Dec 13 (Reuters) - Ailing carmaker Saab has received a first payment from China’s Zhejiang Youngman Lotus Automobile as it struggles to stay in business and faces a crucial court hearing on its future this week.
Here is a timeline of events at Sweden’s Saab in the last two years:
Jan. 26, 2010 - Niche Dutch sportscar maker Spyker buys Saab from GM for $400 million, with $74 million in cash and the rest in deferred shares.
Jan. 5, 2011 - Spyker says Saab sold 31,696 cars in 2010 after cutting its full-year target to 30,000 from 35,000 units.
March 29 - Saab halts production due to disputes over non-payment of suppliers.
April 28 - Sweden’s Debt Office and GM give initial approval for an investment of 30 million euros in Saab by Russian investor Vladimir Antonov, in exchange for a 29.9 percent stake.
May 2 - Saab lines up almost 60 million euros in funds to restart production after a month of stoppages.
May 16 - Spyker announces a deal with China’s Pang Da Automobile Trade Co Ltd worth as much as 110 million euros. Saab restarts production on May 27.
June 13 - Spyker says it has signed a non-binding memorandum of understanding for Zhejiang Youngman Lotus Automobile Co to take a 29.9 percent stake and Pang Da to take a 24 percent stake for a combined 245 million euros ($352 million).
June 27 - Saab says it has secured funds to pay wages and some suppliers, staving off the threat of collapse. Owner Swedish Automobile, until recently called Spyker, says an undisclosed Chinese company has ordered 582 Saabs for 13 million euros.
July 4/5 - A 255-million crown ($40 million) property sale and leaseback deal with a consortium headed by Hemfosa Fastigeheter is approved by Sweden’s Debt Office and the EIB, easing Saab’s plight.
Sept. 21 - Saab wins court protection from creditors while it awaits Chinese investment.
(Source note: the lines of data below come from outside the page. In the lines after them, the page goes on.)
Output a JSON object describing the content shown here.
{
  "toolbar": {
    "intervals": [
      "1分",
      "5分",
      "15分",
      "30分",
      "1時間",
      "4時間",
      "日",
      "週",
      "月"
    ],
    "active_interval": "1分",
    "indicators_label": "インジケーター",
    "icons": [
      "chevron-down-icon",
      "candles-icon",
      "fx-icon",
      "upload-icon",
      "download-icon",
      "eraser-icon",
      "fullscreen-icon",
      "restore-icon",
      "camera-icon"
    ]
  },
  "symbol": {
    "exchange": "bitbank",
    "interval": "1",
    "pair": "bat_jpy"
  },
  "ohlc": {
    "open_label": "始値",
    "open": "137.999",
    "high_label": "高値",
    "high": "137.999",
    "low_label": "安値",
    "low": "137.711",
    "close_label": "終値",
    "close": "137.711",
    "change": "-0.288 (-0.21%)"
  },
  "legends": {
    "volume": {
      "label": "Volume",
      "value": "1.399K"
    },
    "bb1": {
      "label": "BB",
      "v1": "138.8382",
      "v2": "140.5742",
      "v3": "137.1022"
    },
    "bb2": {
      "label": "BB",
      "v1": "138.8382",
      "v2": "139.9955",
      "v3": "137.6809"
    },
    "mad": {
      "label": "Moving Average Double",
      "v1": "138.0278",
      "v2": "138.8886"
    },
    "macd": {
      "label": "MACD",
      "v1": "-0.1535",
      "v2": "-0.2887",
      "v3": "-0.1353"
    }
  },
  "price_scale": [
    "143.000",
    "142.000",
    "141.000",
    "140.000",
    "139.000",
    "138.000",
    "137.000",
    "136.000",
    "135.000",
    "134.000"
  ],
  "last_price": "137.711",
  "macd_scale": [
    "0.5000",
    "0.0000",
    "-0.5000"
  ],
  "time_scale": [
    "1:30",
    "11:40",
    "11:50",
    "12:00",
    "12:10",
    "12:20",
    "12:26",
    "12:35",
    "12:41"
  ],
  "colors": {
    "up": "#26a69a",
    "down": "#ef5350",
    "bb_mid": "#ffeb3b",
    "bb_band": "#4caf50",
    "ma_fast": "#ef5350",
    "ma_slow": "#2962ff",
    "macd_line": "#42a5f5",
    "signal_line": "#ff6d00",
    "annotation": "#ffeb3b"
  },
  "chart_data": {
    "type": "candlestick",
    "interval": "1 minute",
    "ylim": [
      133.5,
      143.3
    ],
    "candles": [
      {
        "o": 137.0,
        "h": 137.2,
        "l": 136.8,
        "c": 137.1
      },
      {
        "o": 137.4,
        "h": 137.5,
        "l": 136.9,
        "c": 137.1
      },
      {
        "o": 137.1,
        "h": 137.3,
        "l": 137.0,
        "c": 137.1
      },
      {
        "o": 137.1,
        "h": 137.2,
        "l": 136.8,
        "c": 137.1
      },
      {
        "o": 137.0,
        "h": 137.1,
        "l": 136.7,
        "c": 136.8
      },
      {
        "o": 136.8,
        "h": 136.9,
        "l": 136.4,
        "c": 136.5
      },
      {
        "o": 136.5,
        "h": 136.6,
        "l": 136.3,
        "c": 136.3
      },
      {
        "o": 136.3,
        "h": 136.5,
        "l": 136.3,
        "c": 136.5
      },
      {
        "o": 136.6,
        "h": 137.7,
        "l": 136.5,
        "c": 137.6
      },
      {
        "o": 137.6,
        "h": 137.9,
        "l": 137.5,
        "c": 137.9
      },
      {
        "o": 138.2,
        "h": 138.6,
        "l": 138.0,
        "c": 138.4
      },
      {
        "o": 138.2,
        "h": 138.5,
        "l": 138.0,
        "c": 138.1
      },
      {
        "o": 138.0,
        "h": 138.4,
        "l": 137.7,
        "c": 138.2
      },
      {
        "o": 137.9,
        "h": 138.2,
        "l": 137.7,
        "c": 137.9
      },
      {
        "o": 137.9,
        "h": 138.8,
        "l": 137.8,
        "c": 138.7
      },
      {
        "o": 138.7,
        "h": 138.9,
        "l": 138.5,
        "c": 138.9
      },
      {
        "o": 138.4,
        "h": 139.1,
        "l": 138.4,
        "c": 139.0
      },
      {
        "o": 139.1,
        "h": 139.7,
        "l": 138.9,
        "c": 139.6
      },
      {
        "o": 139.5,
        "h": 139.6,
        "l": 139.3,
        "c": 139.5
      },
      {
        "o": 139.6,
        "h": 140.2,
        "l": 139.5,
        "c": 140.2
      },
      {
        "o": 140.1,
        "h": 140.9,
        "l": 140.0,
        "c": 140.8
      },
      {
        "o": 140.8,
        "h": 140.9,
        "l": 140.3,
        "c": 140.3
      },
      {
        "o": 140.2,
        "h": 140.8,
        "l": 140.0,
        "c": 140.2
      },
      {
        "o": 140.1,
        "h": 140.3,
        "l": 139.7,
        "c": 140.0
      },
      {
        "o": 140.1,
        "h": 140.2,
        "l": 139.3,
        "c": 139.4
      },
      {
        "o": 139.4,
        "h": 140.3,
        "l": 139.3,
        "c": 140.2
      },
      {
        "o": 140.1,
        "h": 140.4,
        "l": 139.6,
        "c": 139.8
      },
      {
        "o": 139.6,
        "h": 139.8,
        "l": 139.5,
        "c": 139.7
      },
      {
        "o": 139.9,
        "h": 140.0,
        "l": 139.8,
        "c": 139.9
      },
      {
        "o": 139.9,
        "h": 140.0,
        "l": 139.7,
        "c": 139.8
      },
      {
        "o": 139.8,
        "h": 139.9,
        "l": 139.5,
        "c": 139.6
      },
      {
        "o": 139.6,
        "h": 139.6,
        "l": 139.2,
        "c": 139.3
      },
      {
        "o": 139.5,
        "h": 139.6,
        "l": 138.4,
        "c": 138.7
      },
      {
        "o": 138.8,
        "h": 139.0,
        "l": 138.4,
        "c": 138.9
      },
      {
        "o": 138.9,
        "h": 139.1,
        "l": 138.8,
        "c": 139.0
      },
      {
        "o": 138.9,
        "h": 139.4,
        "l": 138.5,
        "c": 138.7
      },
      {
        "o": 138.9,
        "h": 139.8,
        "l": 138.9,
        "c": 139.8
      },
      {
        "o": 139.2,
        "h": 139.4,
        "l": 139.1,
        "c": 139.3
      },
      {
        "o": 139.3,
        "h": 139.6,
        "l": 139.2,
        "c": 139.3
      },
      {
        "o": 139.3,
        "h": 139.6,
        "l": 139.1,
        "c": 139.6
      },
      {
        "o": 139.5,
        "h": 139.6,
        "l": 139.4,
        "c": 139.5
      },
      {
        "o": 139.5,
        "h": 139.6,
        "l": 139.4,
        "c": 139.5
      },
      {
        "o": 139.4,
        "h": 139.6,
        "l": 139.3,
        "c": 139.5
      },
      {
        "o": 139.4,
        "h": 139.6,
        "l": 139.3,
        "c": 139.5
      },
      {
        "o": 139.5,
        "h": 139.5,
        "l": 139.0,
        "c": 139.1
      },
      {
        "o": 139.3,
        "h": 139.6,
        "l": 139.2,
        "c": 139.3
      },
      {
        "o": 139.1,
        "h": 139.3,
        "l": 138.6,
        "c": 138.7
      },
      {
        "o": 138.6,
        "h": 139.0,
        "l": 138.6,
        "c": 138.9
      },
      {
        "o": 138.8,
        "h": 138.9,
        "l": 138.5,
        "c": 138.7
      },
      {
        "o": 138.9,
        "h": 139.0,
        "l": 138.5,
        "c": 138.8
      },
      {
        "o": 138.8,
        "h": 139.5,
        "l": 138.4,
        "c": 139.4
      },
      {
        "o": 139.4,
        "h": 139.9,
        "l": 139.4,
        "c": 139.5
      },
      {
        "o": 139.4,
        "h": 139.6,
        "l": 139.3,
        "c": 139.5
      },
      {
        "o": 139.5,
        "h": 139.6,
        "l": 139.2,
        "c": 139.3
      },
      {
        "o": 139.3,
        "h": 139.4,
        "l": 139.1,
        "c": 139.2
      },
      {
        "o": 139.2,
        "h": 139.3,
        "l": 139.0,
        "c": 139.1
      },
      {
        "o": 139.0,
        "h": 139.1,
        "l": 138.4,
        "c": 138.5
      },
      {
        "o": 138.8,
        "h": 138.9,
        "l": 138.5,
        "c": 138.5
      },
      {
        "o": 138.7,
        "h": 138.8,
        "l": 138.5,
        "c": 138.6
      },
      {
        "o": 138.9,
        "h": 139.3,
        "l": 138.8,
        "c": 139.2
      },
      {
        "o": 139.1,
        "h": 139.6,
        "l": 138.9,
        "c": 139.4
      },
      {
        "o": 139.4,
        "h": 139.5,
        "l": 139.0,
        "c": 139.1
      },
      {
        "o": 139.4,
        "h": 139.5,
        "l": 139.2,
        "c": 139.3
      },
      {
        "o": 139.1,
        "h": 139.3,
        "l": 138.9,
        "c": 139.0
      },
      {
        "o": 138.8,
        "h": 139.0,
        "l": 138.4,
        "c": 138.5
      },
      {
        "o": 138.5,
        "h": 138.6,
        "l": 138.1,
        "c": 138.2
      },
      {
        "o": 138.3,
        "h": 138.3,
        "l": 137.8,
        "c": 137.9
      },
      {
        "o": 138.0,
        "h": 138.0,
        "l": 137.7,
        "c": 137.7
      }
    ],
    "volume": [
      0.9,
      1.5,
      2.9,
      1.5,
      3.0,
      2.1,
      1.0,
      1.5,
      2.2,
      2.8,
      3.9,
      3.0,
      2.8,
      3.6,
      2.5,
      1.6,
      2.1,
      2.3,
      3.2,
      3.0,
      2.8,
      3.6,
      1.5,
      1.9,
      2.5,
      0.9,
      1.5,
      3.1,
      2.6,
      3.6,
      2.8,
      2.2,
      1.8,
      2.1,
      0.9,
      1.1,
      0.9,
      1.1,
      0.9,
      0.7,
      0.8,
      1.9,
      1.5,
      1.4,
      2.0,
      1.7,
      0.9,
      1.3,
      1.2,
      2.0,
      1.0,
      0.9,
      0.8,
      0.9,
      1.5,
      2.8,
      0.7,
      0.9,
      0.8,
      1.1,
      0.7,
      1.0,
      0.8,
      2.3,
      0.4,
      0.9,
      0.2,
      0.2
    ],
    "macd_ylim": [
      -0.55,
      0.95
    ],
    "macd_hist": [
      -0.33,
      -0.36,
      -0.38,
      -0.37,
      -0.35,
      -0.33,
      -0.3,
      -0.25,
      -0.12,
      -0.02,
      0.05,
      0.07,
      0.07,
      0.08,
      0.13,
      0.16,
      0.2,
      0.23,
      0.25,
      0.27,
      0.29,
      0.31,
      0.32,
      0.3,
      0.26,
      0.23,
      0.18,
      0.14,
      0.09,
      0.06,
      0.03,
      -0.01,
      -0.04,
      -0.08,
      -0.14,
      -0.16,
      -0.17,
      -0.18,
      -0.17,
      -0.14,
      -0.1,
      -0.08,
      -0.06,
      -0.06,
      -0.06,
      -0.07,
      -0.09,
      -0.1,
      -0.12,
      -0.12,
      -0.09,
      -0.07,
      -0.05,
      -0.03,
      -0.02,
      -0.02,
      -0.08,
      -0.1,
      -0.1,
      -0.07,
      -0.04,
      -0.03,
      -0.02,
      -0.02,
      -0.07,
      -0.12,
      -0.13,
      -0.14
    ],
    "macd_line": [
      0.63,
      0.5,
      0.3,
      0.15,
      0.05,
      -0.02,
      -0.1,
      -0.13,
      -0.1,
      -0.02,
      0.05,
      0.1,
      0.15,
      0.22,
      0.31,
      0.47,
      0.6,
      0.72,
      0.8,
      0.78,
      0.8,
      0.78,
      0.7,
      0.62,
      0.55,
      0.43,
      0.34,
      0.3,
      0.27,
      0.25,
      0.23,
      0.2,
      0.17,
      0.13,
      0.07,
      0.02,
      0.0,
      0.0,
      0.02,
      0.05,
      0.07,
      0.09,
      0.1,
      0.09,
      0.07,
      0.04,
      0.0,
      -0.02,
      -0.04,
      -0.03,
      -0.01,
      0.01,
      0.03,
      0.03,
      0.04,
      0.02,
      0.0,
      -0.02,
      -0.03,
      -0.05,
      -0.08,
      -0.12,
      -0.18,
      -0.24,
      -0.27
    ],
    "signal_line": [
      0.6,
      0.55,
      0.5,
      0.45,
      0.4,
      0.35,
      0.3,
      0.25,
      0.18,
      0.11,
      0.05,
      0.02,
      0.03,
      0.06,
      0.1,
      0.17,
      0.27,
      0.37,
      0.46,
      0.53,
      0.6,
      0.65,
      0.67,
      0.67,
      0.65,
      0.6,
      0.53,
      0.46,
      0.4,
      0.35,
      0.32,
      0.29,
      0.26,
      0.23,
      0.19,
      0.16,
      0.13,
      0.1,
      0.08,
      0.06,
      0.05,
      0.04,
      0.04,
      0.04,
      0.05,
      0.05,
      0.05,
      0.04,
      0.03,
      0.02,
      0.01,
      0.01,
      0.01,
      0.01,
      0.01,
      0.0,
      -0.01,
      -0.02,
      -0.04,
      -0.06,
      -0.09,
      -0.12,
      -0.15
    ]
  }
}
Sept. 28 - Swedish Automobile says it will sell its Spyker luxury sports car business to the private equity firm of racing car enthusiast Alex Mascioli for about 32 million euros.
Oct. 28 - Pang Da and Youngman agree to buy Saab for 100 million euros from Swedish Automobile.
Oct. 31 - Pang Da and Youngman say they are targeting sales of up to 55,000 Saab cars for 2012 and promise volume of up to 205,000 units per year longer term.
Nov. 7 - GM says it will stop supplying components and technology if two Chinese companies succeed with their acquisition bid.
-- Victor Muller, chief executive of Swedish Automobile, says GM’s rejection of the proposed rescue plan means that negotiators will have to “go back to the drawing board” with Chinese investors Pang Da and Youngman Lotus.
Dec. 5 - A Chinese bank is in talks about taking a stake in Saab, the latest attempt to rescue the crisis-hit car maker. The next day, GM says it will not support a proposed ownership structure that includes a Chinese bank
Dec. 7 - Saab faces a fresh threat when a court-appointed administrator says its protection from bankruptcy should be removed due to a failure to secure Chinese investments.
Dec. 13 - Saab receives a first payment from China’s Zhejiang Youngman Lotus Automobile as it struggles to stay in business. Media reports that $5 million will cover immediate tax expenses.
-- A court should decide on Dec. 16 whether to keep Saab in a scheme which grants it protection from creditors while it secures itself a stable future.
Sources: Reuters/ www.saabusa.com.